WHAT YOU NEED TO DO ->
Restate the following data in its entirety, word for word and without images.

Dataset rows describing interfaces:
▽

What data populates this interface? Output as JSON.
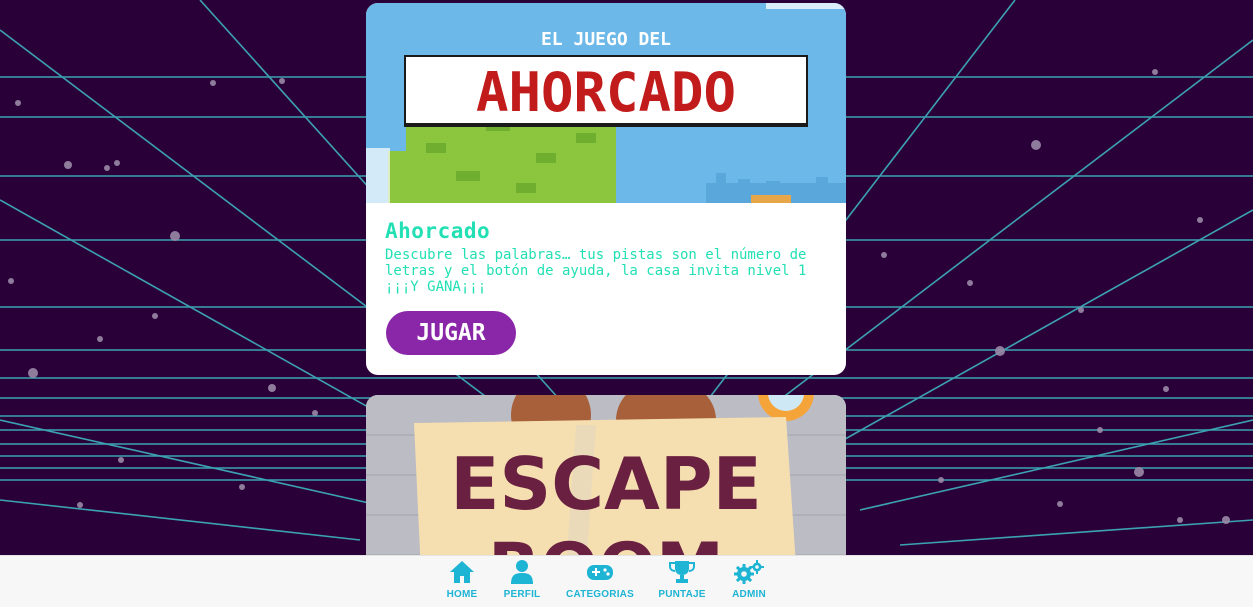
{
  "games": [
    {
      "banner_small": "EL JUEGO DEL",
      "banner_big": "AHORCADO",
      "title": "Ahorcado",
      "description": "Descubre las palabras… tus pistas son el número de letras y el botón de ayuda, la casa invita nivel 1 ¡¡¡Y GANA¡¡¡",
      "button_label": "JUGAR"
    },
    {
      "banner_big": "ESCAPE",
      "banner_second": "ROOM"
    }
  ],
  "nav": {
    "items": [
      {
        "label": "HOME",
        "icon": "home-icon"
      },
      {
        "label": "PERFIL",
        "icon": "user-icon"
      },
      {
        "label": "CATEGORIAS",
        "icon": "gamepad-icon"
      },
      {
        "label": "PUNTAJE",
        "icon": "trophy-icon"
      },
      {
        "label": "ADMIN",
        "icon": "gears-icon"
      }
    ]
  },
  "colors": {
    "background": "#2a0038",
    "grid_lines": "#3fbfc7",
    "accent_text": "#22e0b4",
    "button": "#8a27a8",
    "nav_icon": "#1eb4d4"
  }
}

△

ANSWER TO THIS TASK ->
What data populates this interface? Output as JSON.
{
  "games": [
    {
      "banner_small": "EL JUEGO DEL",
      "banner_big": "AHORCADO",
      "title": "Ahorcado",
      "description": "Descubre las palabras… tus pistas son el número de letras y el botón de ayuda, la casa invita nivel 1 ¡¡¡Y GANA¡¡¡",
      "button_label": "JUGAR"
    },
    {
      "banner_big": "ESCAPE",
      "banner_second": "ROOM"
    }
  ],
  "nav": {
    "items": [
      {
        "label": "HOME",
        "icon": "home-icon"
      },
      {
        "label": "PERFIL",
        "icon": "user-icon"
      },
      {
        "label": "CATEGORIAS",
        "icon": "gamepad-icon"
      },
      {
        "label": "PUNTAJE",
        "icon": "trophy-icon"
      },
      {
        "label": "ADMIN",
        "icon": "gears-icon"
      }
    ]
  },
  "colors": {
    "background": "#2a0038",
    "grid_lines": "#3fbfc7",
    "accent_text": "#22e0b4",
    "button": "#8a27a8",
    "nav_icon": "#1eb4d4"
  }
}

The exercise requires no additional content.